On extremist material, she asserted that the Government would speak to experts who understand the necessary hashtags to stop this stuff ever being put up . As anyone who has ever used Twitter knows, this is utter nonsense. If there is going to be a debate on messaging and security, as the Government clearly wishes, it should at least be an informed one.
THE former Metropolitan Police Commissioner claims the “soft” outer ring of security at the Palace of Westminster must be enhanced after a video showed the complex’s gates were left open and apparently unmanned after Wednesday’s terror attack. The footage shows the aftermath of the assault on New Palace Yard which left PC Keith Palmer mortally wounded.

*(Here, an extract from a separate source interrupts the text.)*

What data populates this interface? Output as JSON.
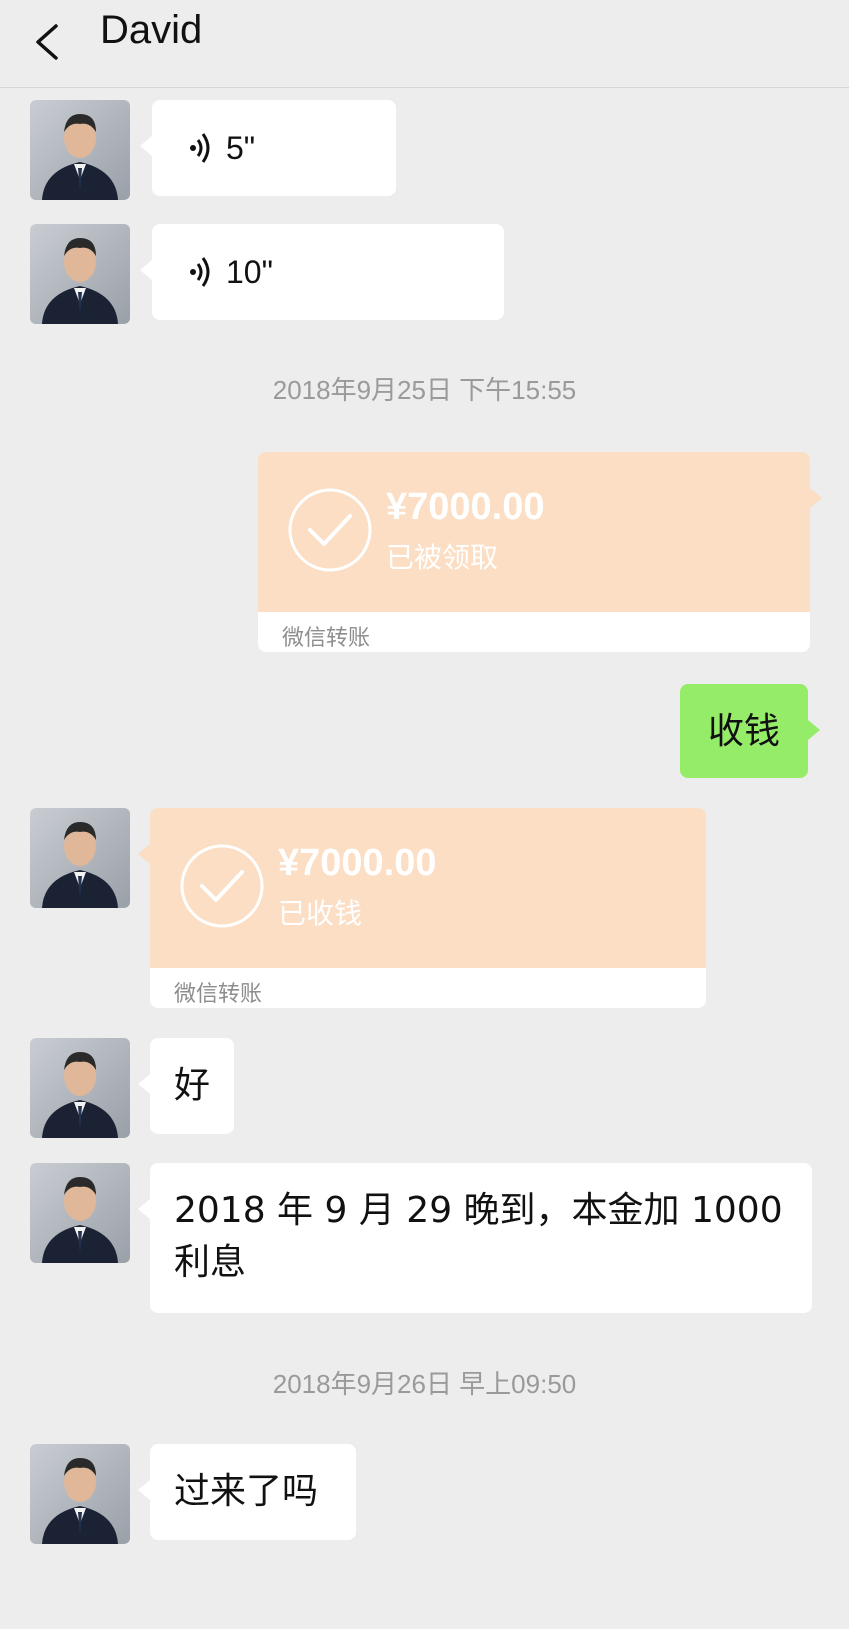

As armed officers swarm the cobbled forecourt, having shot dead terrorist Khalid Masood, the imposing iron gate which allows vehicles to enter can be seen wide open.
Pedestrians are shown walking past and at one stage a courier on a moped appears to enter unchallenged.
Blair told BBC Radio 4’s Today programme: “I am absolutely certain that there will be a review now of the outer soft ring that those of us who work at the Palace of Westminster are very used to.
“Always behind it is the inner core of armed officers, but PC Keith Palmer has paid with his life for that soft outer rim and I think that his family at least, and everybody else, needs the reassurance that will be reviewed.”
Blair refused to criticise the officers who apparently left the gate unguarded, describing them as “human beings” who will have been “gripped completely” by the attack while knowing the “cavalry” of armed officers was on its way.
But he added: “I’m absolutely certain that there will have to be changes.
“People are used to the fact that if they go into Downing Street4 they are confronted by basically closed gates and armed officers and I’m afraid that’s what will have to happen, but we’ll leave it to the reviews to see what it is.
“But I don’t think there should be shock horror about the fact the gates were open for a moment after that kind of attack.”
Evans described the outrage as “one of those things that by experience you learn” from.
He revealed that “lots” of MPs locked in the Commons chamber during and after the attack were discussing how to boost security in certain areas, but said far more checks are carried out at Carriage Gates than we he was elected in 1992 and a “bobby” would just “wave you through”.
The Tory MP said: “I’ve got no doubts whatsoever that there will be enhanced features of security, it’s happening on a regular basis, but following this tragedy security has got to be upped at the same time as still having a welcoming hand to members of the public to come and see how democracy works.”
Parliamentary authorities and the police are carrying out a review of security in the wake of the atrocity.
The complex’s main entrance has two sets of large metal gates allowing vehicles to go in and out of the estate and they have traditionally been left open during the day.
A pair of smaller, makeshift gates was introduced more recently with two police officers at each to check passes and allow cyclists, cars and delivery drivers to come and go.
Just inside the entrance gate, armed police are usually present and an unarmed officer sits in a booth by the exit.
Electronic ramps are depressed and barriers lifted further into the courtyard after passes are checked using handheld machines which flash up with a picture of the pass holder .
MPs’ vehicles are also checked for bombs before they can access the underground car park where the Tory MP Airey Neave was blown up in 1979.